_Work to complete:_ Please copy out each line of the listing that contains the word "本地磁盘".

_Dataset entries:_
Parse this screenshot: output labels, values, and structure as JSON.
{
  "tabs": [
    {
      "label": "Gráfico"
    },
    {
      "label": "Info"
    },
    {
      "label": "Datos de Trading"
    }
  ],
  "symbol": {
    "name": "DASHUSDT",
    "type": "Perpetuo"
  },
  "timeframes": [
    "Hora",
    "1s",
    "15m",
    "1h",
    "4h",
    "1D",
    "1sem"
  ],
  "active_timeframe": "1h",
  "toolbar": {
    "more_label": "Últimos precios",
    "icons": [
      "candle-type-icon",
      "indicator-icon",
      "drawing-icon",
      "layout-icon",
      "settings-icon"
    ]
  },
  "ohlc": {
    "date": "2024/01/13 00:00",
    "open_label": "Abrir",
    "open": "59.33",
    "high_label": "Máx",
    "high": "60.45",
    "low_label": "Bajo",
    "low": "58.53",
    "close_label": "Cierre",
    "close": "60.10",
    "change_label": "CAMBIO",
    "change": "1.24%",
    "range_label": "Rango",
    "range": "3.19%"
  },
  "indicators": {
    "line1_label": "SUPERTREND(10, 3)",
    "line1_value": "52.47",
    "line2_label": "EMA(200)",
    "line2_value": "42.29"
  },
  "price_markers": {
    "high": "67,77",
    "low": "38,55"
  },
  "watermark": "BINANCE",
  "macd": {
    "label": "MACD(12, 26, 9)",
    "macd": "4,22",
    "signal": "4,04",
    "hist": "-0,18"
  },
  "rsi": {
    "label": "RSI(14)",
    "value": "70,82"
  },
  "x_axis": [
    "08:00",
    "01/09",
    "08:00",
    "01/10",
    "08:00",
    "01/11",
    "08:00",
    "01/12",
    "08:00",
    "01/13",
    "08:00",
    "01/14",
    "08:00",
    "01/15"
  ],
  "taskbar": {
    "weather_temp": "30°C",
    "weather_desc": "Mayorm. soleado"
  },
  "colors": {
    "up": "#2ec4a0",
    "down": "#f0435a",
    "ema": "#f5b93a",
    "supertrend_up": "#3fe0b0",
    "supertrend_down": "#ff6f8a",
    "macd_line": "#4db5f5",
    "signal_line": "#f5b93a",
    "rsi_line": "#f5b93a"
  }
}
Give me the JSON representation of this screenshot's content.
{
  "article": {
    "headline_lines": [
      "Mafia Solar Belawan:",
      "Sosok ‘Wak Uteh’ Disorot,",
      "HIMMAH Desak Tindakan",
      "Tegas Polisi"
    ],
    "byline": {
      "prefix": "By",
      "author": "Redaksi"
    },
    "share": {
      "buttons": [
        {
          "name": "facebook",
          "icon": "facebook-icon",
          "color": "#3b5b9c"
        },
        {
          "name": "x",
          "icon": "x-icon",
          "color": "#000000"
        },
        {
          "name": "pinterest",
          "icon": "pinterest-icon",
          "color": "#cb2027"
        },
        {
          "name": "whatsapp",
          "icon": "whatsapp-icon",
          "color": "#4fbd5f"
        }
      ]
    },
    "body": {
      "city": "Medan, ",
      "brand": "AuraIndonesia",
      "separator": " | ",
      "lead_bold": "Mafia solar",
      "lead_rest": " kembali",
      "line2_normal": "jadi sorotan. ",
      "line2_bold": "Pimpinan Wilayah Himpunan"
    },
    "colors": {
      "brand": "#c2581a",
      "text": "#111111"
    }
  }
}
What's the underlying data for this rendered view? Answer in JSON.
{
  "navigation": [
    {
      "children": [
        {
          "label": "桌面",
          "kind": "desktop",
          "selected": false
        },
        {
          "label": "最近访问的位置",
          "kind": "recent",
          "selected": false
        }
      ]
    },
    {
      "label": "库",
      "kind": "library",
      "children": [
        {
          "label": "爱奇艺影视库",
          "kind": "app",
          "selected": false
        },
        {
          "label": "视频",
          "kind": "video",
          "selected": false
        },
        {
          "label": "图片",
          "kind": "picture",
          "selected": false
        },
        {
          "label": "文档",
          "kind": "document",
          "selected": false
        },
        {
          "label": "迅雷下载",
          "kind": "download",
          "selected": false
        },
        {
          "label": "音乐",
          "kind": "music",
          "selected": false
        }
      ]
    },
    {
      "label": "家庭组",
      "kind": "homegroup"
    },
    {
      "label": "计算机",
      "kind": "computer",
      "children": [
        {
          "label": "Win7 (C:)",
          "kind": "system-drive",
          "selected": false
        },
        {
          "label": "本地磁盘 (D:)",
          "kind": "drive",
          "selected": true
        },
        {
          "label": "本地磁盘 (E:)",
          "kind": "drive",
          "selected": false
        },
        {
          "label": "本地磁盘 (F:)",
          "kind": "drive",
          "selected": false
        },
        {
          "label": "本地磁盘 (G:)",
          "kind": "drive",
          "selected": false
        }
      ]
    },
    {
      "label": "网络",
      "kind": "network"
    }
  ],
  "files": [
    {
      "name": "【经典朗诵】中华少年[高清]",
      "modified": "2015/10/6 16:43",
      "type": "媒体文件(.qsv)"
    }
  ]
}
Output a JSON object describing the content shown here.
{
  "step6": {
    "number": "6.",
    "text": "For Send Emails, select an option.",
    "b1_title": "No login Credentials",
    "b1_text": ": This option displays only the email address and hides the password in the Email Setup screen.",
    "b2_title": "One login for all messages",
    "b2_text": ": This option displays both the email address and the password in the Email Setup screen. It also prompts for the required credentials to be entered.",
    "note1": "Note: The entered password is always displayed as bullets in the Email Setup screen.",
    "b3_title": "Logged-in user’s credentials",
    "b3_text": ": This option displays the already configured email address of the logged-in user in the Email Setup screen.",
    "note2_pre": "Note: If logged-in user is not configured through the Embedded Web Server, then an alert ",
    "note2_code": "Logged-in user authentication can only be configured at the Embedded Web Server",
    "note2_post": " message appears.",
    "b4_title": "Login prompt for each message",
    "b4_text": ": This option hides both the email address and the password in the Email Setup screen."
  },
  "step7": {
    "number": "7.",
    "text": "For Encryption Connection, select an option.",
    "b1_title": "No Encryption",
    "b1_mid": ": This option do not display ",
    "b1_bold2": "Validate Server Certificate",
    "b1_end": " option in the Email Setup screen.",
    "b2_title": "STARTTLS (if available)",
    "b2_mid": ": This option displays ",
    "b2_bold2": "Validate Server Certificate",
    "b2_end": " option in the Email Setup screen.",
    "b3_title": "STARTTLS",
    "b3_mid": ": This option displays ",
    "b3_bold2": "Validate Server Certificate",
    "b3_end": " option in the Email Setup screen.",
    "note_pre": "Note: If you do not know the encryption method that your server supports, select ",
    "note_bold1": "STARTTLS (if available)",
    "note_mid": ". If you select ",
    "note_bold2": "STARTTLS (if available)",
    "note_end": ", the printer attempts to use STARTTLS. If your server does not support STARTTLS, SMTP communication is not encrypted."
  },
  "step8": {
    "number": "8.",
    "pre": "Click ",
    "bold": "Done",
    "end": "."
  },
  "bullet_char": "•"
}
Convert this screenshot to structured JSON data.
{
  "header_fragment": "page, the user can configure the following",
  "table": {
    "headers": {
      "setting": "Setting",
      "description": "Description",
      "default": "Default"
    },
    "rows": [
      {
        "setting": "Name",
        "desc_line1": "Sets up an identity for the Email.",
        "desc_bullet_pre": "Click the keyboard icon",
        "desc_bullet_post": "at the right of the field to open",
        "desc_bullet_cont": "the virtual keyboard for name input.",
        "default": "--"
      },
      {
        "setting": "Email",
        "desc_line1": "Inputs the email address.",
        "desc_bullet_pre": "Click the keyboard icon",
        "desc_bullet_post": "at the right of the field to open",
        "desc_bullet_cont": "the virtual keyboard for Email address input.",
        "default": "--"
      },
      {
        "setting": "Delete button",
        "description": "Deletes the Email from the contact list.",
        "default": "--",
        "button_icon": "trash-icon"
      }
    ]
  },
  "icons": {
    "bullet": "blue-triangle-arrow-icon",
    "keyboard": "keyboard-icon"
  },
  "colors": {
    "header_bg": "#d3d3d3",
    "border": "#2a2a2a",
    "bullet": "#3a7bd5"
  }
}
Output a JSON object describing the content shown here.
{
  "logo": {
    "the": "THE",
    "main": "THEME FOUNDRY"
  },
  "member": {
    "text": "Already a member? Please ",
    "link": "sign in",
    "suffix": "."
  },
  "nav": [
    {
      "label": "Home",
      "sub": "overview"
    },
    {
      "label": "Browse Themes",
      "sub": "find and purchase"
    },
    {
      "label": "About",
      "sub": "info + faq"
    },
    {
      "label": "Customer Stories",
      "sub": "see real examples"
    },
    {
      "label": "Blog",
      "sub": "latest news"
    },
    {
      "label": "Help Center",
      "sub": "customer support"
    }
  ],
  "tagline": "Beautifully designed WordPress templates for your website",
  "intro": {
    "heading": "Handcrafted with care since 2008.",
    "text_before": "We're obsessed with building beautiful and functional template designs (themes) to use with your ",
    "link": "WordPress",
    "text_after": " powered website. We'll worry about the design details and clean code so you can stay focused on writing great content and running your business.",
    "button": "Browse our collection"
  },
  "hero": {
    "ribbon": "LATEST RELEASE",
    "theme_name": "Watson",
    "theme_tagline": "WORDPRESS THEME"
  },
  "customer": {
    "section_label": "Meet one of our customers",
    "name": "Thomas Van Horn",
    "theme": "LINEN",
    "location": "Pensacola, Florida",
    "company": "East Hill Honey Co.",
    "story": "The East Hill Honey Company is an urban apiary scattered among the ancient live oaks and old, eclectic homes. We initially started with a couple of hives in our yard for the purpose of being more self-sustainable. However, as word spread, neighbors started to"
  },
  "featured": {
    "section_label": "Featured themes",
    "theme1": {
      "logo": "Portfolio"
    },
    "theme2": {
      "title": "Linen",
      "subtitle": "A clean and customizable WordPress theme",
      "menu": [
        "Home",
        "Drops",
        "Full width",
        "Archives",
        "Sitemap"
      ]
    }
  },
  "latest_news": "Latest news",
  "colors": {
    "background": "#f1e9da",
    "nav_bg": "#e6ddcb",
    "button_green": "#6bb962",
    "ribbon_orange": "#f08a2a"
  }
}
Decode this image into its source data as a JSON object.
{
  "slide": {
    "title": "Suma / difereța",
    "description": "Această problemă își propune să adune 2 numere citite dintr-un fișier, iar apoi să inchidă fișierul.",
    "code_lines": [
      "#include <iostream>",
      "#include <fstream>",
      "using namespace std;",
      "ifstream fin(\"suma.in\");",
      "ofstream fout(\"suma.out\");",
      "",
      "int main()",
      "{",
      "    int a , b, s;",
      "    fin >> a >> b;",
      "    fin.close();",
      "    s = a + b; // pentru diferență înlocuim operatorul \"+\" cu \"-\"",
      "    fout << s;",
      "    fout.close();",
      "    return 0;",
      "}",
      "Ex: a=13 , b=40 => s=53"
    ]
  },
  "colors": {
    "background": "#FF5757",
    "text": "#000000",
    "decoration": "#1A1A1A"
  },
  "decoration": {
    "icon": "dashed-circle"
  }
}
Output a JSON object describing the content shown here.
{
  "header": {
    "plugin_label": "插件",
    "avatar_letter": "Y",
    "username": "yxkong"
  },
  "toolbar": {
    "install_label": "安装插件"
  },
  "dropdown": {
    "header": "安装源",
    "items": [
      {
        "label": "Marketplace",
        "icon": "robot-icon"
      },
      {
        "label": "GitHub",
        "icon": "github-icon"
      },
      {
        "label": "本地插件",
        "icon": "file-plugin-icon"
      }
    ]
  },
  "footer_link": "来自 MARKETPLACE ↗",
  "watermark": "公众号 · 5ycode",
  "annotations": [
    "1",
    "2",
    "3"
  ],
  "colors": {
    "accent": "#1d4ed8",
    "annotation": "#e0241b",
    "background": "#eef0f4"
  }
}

_Task response:_
          "label": "本地磁盘 (D:)",
          "label": "本地磁盘 (E:)",
          "label": "本地磁盘 (F:)",
          "label": "本地磁盘 (G:)",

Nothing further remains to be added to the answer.